#### [ABOUT THIS TASK]
I would like each line of the data that holds the word "point" copied out.

#### [RAW DATA]

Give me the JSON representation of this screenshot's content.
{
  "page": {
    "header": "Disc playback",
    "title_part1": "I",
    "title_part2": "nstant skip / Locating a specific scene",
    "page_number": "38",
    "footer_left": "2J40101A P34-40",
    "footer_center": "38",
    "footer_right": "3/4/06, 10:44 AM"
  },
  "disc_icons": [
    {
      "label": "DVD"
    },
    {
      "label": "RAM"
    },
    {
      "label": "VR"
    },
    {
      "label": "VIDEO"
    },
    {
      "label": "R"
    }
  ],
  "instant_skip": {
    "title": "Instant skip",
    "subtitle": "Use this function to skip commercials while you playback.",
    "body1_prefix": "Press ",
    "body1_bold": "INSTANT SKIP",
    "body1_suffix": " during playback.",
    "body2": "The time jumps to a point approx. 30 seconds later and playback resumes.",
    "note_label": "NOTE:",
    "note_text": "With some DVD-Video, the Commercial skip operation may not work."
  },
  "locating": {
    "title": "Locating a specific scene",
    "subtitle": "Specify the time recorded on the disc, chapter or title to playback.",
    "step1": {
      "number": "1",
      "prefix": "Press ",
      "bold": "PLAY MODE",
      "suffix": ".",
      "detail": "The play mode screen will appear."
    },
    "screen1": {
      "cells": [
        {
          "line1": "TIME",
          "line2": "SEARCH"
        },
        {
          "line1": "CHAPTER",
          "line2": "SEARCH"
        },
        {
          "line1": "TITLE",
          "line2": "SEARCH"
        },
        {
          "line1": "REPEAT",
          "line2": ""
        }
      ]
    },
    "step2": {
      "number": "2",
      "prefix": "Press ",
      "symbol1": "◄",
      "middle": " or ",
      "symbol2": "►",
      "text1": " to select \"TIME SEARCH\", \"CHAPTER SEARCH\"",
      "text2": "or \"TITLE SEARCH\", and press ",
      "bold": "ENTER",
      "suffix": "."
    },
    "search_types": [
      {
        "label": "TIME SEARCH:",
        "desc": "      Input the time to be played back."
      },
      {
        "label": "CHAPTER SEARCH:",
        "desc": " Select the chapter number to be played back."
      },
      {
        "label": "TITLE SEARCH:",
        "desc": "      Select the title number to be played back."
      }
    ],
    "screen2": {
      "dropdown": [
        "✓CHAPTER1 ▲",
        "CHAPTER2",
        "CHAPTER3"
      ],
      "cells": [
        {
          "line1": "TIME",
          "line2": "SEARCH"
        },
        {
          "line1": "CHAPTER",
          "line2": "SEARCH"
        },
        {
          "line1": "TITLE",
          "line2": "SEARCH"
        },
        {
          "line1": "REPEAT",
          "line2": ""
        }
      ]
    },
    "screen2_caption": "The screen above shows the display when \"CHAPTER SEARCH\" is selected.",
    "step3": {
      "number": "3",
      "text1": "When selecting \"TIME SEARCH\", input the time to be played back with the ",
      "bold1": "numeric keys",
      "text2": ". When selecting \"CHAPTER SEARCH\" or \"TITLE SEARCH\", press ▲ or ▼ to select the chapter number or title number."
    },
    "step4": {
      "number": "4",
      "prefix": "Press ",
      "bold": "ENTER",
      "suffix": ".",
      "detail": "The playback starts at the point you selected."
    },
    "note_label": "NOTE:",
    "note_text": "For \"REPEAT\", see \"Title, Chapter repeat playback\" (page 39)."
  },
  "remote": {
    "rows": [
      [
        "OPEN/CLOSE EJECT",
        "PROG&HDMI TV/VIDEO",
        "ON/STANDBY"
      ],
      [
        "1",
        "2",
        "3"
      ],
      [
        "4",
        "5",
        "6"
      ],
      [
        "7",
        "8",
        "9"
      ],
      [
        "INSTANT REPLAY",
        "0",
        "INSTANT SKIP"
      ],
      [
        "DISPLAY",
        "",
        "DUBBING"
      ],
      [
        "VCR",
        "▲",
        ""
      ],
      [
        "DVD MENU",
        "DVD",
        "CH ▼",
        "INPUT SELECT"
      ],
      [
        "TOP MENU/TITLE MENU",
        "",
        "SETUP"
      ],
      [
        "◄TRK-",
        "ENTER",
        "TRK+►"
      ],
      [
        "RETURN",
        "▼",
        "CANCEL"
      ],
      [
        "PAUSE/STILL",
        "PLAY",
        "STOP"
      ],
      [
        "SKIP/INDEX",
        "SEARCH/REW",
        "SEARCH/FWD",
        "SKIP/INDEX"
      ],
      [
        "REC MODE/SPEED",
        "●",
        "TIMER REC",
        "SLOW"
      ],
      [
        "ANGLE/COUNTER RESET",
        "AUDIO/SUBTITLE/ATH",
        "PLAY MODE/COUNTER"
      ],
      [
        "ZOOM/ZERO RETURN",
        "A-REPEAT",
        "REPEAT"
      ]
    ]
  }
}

#### [ANSWER BELOW]
    "body2": "The time jumps to a point approx. 30 seconds later and playback resumes.",
      "detail": "The playback starts at the point you selected."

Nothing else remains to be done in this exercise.